The House of Representatives handed Gov. Sean Parnell a big victory on his performance scholarship plan in the last days of the Legislative session as lawmakers disregarded concerns over its fairness and constitutionality and approved it unanimously.
Prospects for passage, which just recently appeared dim, now appear much brighter after the action late in the week.
Some of those concerns had been expressed in the final days and — and even hours — before the House vote, with some of those who arrived on the House floor intending to vote against it instead supporting it.
That followed an impassioned speech from Rep. Alan Dick, R-Stoney River, who said the scholarships would transform education in Alaska by expecting more from its students.
Offering the scholarships will be a “turning point, a defining moment in the history of education in Alaska,” Dick said.
The concerns expressed earlier had been that most of the scholarship money, estimated at about $8 million in its first year, and eventually $20 million annually, will mostly go to students in larger schools with more courses available.
The state currently spends more than $2 billion annually on K-12 and higher education in Alaska.
To qualify for the scholarships, students would have to take advanced classes, and the size of the scholarship would be tied to grade point averages.

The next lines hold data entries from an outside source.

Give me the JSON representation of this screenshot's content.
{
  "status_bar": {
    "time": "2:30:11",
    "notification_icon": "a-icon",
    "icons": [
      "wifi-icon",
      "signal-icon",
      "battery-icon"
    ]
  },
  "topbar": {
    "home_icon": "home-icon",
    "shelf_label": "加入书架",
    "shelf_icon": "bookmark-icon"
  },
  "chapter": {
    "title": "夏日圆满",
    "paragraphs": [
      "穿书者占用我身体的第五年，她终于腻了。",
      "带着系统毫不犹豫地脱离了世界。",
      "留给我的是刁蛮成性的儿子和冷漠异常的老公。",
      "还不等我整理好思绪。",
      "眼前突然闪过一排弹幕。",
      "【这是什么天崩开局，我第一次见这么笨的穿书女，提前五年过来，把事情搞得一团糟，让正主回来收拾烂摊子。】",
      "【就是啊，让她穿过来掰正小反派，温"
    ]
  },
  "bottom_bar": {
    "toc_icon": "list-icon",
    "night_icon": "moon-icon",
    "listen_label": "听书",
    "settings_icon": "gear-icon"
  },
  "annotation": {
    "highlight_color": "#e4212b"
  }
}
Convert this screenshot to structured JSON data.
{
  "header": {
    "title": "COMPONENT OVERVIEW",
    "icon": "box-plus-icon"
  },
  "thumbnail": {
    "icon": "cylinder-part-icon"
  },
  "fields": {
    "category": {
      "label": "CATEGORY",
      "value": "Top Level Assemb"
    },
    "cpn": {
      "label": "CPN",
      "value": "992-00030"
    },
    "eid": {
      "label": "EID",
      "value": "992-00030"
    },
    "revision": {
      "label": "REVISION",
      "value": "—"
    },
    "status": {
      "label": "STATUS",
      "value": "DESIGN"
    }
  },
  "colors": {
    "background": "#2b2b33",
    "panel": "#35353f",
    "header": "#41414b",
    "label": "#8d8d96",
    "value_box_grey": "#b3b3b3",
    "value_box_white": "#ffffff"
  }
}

They could only be used at Alaska colleges or technical schools.
Rep. Reggie Joule, D-Kotzebue, who represents Alaska’s northern rural schools, said the state needs to have high standards to get good results, and the governor’s plan would do that.
“We need to keep that bar high,” he said.
He said he hopes the program would “spotlight” the schools that are failing to perform for students.
“We will find those areas to hone in, to try to make improvements, he said. “If there are troubled areas, I think having something like this will in the end help.”
Rep. Les Gara, D-Anchorage, tried to amend the legislation to help more students qualify if they came from schools where the required classes weren’t offered or if they graduated with a GED.
That change was voted down 26-13, with Democratic rural legislators voting with the scholarship plan’s longtime Republican supporters.
Rep. Anna Fairclough, R-Anchorage, acknowledged that some students would have more access to the scholarships than others.
“It will prepare students to meet an unfair world, where everything is not equal,” she said.
Just the offer of the scholarships will likely improve schools that don’t now offer the advanced classes, said Rep. Dan Saddler, R-Anchorage.
“Parents will knock on the door and ask their locally-controlled school districts to offer the classes so their children can qualify for these scholarships,” he said.
Rep. Alan Austrian, R-Kodiak, was one of those who said he arrived on the floor intending to vote no, but instead voted in favor, despite some misgivings.
“The whole issue with having to pay our students to get better grades bothers me,” he said.
Following House passage, the bill is now under consideration by the Senate.
• Contact reporter Pat Forgey at 586-4816 or at email@example.com.